This history was written about Dycusburg in 1894.
The second largest town in Crittenden County is Dycusburg, and it is a town of no small importance, although the advent of the railroad has interfered materially in the shipping business, which was at one time a leading feature.
In its best days Dycusburg probably did more business than Marion, its location on the bank of the Cumberland river making it close to the marts of the world drew some of the best merchants the county ever had.
The native forest of that vicinity was first broken by a Mr. Seyester, on the farm now owned by the widow Brannum.
In 1833 J. W. Simpson built a rude warehouse below where the town now stands.

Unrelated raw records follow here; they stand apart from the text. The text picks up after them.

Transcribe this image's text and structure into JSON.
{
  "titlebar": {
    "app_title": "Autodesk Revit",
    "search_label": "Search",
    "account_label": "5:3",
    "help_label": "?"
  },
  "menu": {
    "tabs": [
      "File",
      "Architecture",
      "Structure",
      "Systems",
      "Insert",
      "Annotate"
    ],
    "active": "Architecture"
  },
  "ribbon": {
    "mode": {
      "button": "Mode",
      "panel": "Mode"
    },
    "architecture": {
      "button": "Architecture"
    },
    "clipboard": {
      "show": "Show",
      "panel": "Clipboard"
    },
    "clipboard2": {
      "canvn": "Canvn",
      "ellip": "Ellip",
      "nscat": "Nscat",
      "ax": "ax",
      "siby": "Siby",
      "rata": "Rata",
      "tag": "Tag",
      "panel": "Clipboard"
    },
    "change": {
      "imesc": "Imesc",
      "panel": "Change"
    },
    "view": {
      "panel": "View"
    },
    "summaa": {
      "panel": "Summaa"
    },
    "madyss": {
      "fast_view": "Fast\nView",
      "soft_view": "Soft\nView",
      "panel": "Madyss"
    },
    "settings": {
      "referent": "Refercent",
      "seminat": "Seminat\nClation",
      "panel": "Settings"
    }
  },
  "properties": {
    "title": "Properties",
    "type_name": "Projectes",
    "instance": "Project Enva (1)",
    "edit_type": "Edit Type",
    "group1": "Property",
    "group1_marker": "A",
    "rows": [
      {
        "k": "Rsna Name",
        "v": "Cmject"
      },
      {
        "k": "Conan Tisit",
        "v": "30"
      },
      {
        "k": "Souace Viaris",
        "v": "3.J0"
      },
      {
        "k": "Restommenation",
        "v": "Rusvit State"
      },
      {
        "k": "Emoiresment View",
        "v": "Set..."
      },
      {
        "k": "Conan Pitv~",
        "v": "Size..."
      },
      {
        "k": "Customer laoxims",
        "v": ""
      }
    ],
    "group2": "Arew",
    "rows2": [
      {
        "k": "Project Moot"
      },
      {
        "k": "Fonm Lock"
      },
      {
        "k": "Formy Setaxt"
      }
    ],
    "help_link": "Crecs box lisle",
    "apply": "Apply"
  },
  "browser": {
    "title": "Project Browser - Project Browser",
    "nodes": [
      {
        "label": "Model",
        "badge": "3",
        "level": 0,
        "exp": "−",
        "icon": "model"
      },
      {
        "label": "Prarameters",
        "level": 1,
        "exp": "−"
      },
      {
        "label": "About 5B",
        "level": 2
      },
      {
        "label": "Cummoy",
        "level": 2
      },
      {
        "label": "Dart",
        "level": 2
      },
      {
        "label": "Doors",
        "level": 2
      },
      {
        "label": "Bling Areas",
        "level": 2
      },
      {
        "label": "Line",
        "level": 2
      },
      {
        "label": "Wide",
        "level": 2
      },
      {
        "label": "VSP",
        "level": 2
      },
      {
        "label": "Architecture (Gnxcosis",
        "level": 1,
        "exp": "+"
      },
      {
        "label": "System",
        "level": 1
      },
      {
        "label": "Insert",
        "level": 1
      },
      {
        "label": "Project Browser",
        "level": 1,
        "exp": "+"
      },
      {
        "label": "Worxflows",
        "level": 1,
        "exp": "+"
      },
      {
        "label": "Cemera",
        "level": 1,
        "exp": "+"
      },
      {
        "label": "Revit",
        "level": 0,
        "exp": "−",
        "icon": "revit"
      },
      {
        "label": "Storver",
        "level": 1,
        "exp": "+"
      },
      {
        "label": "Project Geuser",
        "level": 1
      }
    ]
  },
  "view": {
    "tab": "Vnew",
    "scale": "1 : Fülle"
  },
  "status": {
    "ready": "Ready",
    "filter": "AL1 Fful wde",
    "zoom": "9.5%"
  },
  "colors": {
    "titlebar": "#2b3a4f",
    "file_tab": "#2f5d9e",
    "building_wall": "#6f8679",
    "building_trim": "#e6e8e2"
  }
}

In 1838 a brick warehouse and residence was built and other houses followed in rapid succession.
In 1848 the town was incorporated and business began to grow rapidly.
- Jackson & Cobb were selling good, buying and shipping tobacco
- Cobb & Cobb succeeded this firm
- Smith & Head carried on a big mercantile business in 1851
- David Moore & Bro.
- M. L. Smith
- J. N. Flanagan
- Wm. Bennett & Company
- T. T. Martin
- L. L. Level
- Cobb & Gellantley
- Pritchett & Cardin
- Wm Dycus and Dr. Graves are some of the names associated with the early history of the town.
Two neat church buildings, Methodist and Baptist, a commodious school house, some pretty residences, large tobacco and grain houses, large store rooms, filled with $8,000 and $10,000 stocks, all indicate continued prosperity.
A fine farming country on both sides of the Cumberland contribute to the material welfare of the town, and the town in turn affords the country the conveniences necessary for the well being of all well regulated households and hence a spirit of friendliness exists among the people.
A daily mail from Kuttawa supplies the town and it's quota of letters and papers.Among the men who add to the substantial worth of Dycusburg today are:
- Sam Cassidy
- J. H. Clifton
- the Yancey boys
- Eugene Brown
- Wm Mays
- F. B. Dycus, the Burks
- George Graves
- Dr. Graves
- William Hill
- Ed Ramage
- P. K. Cooksey
- Tom Yates
- Ab Henrty